--- DATA ---
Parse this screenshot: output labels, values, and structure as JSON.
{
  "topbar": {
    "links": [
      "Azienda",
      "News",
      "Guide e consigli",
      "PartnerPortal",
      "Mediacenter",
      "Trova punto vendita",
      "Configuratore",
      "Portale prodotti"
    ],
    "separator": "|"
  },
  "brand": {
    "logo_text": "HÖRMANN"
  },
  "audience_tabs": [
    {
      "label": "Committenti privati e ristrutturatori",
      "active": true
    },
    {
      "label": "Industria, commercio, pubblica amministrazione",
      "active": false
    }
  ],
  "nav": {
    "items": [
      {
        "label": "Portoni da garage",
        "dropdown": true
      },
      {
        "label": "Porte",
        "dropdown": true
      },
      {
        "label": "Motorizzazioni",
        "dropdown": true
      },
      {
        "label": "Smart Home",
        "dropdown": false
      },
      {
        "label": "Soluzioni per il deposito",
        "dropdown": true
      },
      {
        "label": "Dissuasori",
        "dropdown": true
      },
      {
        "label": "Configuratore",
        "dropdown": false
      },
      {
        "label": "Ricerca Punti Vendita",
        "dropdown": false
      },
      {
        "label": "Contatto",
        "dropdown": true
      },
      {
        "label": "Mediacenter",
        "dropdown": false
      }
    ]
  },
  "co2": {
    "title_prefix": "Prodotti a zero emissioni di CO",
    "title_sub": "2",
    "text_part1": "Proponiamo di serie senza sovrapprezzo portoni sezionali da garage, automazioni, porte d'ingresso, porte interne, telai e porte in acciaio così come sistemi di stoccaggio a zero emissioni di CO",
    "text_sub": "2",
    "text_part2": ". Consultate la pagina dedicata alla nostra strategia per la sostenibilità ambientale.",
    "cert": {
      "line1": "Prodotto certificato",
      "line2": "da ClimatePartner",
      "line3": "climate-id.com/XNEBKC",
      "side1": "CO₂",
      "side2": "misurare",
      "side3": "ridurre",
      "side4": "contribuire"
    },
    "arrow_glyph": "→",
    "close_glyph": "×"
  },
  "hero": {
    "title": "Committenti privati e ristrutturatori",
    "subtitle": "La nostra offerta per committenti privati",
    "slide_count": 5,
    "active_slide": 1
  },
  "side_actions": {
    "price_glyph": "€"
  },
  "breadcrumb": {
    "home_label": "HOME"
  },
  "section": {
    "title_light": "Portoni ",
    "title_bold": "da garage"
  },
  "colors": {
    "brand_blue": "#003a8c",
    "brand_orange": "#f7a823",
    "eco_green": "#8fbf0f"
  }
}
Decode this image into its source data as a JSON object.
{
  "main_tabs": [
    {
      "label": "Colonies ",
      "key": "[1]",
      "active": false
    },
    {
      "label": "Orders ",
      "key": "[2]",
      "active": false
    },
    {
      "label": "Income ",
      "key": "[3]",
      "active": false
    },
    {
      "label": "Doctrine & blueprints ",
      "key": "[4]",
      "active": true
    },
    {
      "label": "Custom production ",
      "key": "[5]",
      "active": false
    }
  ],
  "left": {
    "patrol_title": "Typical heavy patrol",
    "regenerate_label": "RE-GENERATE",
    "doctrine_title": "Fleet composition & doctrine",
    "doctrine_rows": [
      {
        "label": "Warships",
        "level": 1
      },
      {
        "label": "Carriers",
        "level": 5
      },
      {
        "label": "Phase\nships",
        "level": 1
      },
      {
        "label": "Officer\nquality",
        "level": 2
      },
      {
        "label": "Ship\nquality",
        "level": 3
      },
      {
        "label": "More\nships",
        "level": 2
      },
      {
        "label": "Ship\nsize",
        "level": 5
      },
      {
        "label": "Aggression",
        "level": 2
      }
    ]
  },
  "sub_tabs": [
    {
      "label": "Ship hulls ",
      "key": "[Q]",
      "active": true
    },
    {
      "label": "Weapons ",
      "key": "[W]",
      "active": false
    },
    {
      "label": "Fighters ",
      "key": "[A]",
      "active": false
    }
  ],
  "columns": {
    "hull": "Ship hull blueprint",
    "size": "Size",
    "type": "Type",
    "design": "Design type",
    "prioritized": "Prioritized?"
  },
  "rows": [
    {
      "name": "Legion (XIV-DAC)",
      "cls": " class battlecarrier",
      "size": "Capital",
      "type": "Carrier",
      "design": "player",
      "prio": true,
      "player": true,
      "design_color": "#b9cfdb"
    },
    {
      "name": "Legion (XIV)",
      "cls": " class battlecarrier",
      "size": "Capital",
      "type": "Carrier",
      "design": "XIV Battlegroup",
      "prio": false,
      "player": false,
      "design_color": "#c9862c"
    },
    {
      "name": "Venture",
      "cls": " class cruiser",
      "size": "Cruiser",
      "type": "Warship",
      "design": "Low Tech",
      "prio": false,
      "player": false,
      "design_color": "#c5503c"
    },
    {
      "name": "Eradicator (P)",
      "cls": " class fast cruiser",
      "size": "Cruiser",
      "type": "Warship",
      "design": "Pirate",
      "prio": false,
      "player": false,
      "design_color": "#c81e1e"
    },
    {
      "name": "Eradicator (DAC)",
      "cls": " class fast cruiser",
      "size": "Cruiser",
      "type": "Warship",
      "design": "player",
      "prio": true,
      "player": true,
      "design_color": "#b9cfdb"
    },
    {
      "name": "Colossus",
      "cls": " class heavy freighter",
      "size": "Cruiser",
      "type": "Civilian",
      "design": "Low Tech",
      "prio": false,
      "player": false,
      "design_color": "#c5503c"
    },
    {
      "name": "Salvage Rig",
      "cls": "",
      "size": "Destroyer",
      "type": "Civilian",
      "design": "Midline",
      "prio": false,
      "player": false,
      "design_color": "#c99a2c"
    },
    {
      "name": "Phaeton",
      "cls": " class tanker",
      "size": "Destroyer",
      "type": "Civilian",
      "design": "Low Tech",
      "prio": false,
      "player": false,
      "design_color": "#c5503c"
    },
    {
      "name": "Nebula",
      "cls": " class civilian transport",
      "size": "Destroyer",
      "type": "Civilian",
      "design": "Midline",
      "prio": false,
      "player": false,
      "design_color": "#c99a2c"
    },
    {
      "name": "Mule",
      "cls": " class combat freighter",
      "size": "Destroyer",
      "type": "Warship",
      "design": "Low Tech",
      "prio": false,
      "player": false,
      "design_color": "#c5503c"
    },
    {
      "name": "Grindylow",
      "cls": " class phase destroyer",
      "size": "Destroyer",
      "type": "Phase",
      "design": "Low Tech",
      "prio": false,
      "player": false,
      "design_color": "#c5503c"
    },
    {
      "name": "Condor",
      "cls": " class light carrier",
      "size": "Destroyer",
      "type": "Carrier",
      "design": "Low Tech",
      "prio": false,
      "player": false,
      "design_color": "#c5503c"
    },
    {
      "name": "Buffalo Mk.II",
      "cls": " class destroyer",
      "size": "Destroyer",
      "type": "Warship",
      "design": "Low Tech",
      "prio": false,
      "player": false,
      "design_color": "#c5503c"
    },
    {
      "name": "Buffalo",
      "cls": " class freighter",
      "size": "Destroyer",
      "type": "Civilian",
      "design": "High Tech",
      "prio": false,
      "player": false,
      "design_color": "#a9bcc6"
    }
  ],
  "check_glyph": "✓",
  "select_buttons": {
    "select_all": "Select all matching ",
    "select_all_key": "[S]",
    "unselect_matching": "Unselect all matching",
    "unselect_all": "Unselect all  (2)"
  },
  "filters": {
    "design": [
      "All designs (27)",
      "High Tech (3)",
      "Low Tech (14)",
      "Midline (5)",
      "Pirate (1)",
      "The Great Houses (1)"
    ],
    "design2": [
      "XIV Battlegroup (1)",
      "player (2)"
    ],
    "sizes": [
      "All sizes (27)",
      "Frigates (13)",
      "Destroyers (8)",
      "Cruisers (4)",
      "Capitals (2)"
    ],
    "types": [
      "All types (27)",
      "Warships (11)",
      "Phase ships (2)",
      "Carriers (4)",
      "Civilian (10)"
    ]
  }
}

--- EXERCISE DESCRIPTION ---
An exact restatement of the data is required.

--- SOLUTION TO THIS EXERCISE ---
Parse this screenshot: output labels, values, and structure as JSON.
{
  "topbar": {
    "links": [
      "Azienda",
      "News",
      "Guide e consigli",
      "PartnerPortal",
      "Mediacenter",
      "Trova punto vendita",
      "Configuratore",
      "Portale prodotti"
    ],
    "separator": "|"
  },
  "brand": {
    "logo_text": "HÖRMANN"
  },
  "audience_tabs": [
    {
      "label": "Committenti privati e ristrutturatori",
      "active": true
    },
    {
      "label": "Industria, commercio, pubblica amministrazione",
      "active": false
    }
  ],
  "nav": {
    "items": [
      {
        "label": "Portoni da garage",
        "dropdown": true
      },
      {
        "label": "Porte",
        "dropdown": true
      },
      {
        "label": "Motorizzazioni",
        "dropdown": true
      },
      {
        "label": "Smart Home",
        "dropdown": false
      },
      {
        "label": "Soluzioni per il deposito",
        "dropdown": true
      },
      {
        "label": "Dissuasori",
        "dropdown": true
      },
      {
        "label": "Configuratore",
        "dropdown": false
      },
      {
        "label": "Ricerca Punti Vendita",
        "dropdown": false
      },
      {
        "label": "Contatto",
        "dropdown": true
      },
      {
        "label": "Mediacenter",
        "dropdown": false
      }
    ]
  },
  "co2": {
    "title_prefix": "Prodotti a zero emissioni di CO",
    "title_sub": "2",
    "text_part1": "Proponiamo di serie senza sovrapprezzo portoni sezionali da garage, automazioni, porte d'ingresso, porte interne, telai e porte in acciaio così come sistemi di stoccaggio a zero emissioni di CO",
    "text_sub": "2",
    "text_part2": ". Consultate la pagina dedicata alla nostra strategia per la sostenibilità ambientale.",
    "cert": {
      "line1": "Prodotto certificato",
      "line2": "da ClimatePartner",
      "line3": "climate-id.com/XNEBKC",
      "side1": "CO₂",
      "side2": "misurare",
      "side3": "ridurre",
      "side4": "contribuire"
    },
    "arrow_glyph": "→",
    "close_glyph": "×"
  },
  "hero": {
    "title": "Committenti privati e ristrutturatori",
    "subtitle": "La nostra offerta per committenti privati",
    "slide_count": 5,
    "active_slide": 1
  },
  "side_actions": {
    "price_glyph": "€"
  },
  "breadcrumb": {
    "home_label": "HOME"
  },
  "section": {
    "title_light": "Portoni ",
    "title_bold": "da garage"
  },
  "colors": {
    "brand_blue": "#003a8c",
    "brand_orange": "#f7a823",
    "eco_green": "#8fbf0f"
  }
}
Decode this image into its source data as a JSON object.
{
  "main_tabs": [
    {
      "label": "Colonies ",
      "key": "[1]",
      "active": false
    },
    {
      "label": "Orders ",
      "key": "[2]",
      "active": false
    },
    {
      "label": "Income ",
      "key": "[3]",
      "active": false
    },
    {
      "label": "Doctrine & blueprints ",
      "key": "[4]",
      "active": true
    },
    {
      "label": "Custom production ",
      "key": "[5]",
      "active": false
    }
  ],
  "left": {
    "patrol_title": "Typical heavy patrol",
    "regenerate_label": "RE-GENERATE",
    "doctrine_title": "Fleet composition & doctrine",
    "doctrine_rows": [
      {
        "label": "Warships",
        "level": 1
      },
      {
        "label": "Carriers",
        "level": 5
      },
      {
        "label": "Phase\nships",
        "level": 1
      },
      {
        "label": "Officer\nquality",
        "level": 2
      },
      {
        "label": "Ship\nquality",
        "level": 3
      },
      {
        "label": "More\nships",
        "level": 2
      },
      {
        "label": "Ship\nsize",
        "level": 5
      },
      {
        "label": "Aggression",
        "level": 2
      }
    ]
  },
  "sub_tabs": [
    {
      "label": "Ship hulls ",
      "key": "[Q]",
      "active": true
    },
    {
      "label": "Weapons ",
      "key": "[W]",
      "active": false
    },
    {
      "label": "Fighters ",
      "key": "[A]",
      "active": false
    }
  ],
  "columns": {
    "hull": "Ship hull blueprint",
    "size": "Size",
    "type": "Type",
    "design": "Design type",
    "prioritized": "Prioritized?"
  },
  "rows": [
    {
      "name": "Legion (XIV-DAC)",
      "cls": " class battlecarrier",
      "size": "Capital",
      "type": "Carrier",
      "design": "player",
      "prio": true,
      "player": true,
      "design_color": "#b9cfdb"
    },
    {
      "name": "Legion (XIV)",
      "cls": " class battlecarrier",
      "size": "Capital",
      "type": "Carrier",
      "design": "XIV Battlegroup",
      "prio": false,
      "player": false,
      "design_color": "#c9862c"
    },
    {
      "name": "Venture",
      "cls": " class cruiser",
      "size": "Cruiser",
      "type": "Warship",
      "design": "Low Tech",
      "prio": false,
      "player": false,
      "design_color": "#c5503c"
    },
    {
      "name": "Eradicator (P)",
      "cls": " class fast cruiser",
      "size": "Cruiser",
      "type": "Warship",
      "design": "Pirate",
      "prio": false,
      "player": false,
      "design_color": "#c81e1e"
    },
    {
      "name": "Eradicator (DAC)",
      "cls": " class fast cruiser",
      "size": "Cruiser",
      "type": "Warship",
      "design": "player",
      "prio": true,
      "player": true,
      "design_color": "#b9cfdb"
    },
    {
      "name": "Colossus",
      "cls": " class heavy freighter",
      "size": "Cruiser",
      "type": "Civilian",
      "design": "Low Tech",
      "prio": false,
      "player": false,
      "design_color": "#c5503c"
    },
    {
      "name": "Salvage Rig",
      "cls": "",
      "size": "Destroyer",
      "type": "Civilian",
      "design": "Midline",
      "prio": false,
      "player": false,
      "design_color": "#c99a2c"
    },
    {
      "name": "Phaeton",
      "cls": " class tanker",
      "size": "Destroyer",
      "type": "Civilian",
      "design": "Low Tech",
      "prio": false,
      "player": false,
      "design_color": "#c5503c"
    },
    {
      "name": "Nebula",
      "cls": " class civilian transport",
      "size": "Destroyer",
      "type": "Civilian",
      "design": "Midline",
      "prio": false,
      "player": false,
      "design_color": "#c99a2c"
    },
    {
      "name": "Mule",
      "cls": " class combat freighter",
      "size": "Destroyer",
      "type": "Warship",
      "design": "Low Tech",
      "prio": false,
      "player": false,
      "design_color": "#c5503c"
    },
    {
      "name": "Grindylow",
      "cls": " class phase destroyer",
      "size": "Destroyer",
      "type": "Phase",
      "design": "Low Tech",
      "prio": false,
      "player": false,
      "design_color": "#c5503c"
    },
    {
      "name": "Condor",
      "cls": " class light carrier",
      "size": "Destroyer",
      "type": "Carrier",
      "design": "Low Tech",
      "prio": false,
      "player": false,
      "design_color": "#c5503c"
    },
    {
      "name": "Buffalo Mk.II",
      "cls": " class destroyer",
      "size": "Destroyer",
      "type": "Warship",
      "design": "Low Tech",
      "prio": false,
      "player": false,
      "design_color": "#c5503c"
    },
    {
      "name": "Buffalo",
      "cls": " class freighter",
      "size": "Destroyer",
      "type": "Civilian",
      "design": "High Tech",
      "prio": false,
      "player": false,
      "design_color": "#a9bcc6"
    }
  ],
  "check_glyph": "✓",
  "select_buttons": {
    "select_all": "Select all matching ",
    "select_all_key": "[S]",
    "unselect_matching": "Unselect all matching",
    "unselect_all": "Unselect all  (2)"
  },
  "filters": {
    "design": [
      "All designs (27)",
      "High Tech (3)",
      "Low Tech (14)",
      "Midline (5)",
      "Pirate (1)",
      "The Great Houses (1)"
    ],
    "design2": [
      "XIV Battlegroup (1)",
      "player (2)"
    ],
    "sizes": [
      "All sizes (27)",
      "Frigates (13)",
      "Destroyers (8)",
      "Cruisers (4)",
      "Capitals (2)"
    ],
    "types": [
      "All types (27)",
      "Warships (11)",
      "Phase ships (2)",
      "Carriers (4)",
      "Civilian (10)"
    ]
  }
}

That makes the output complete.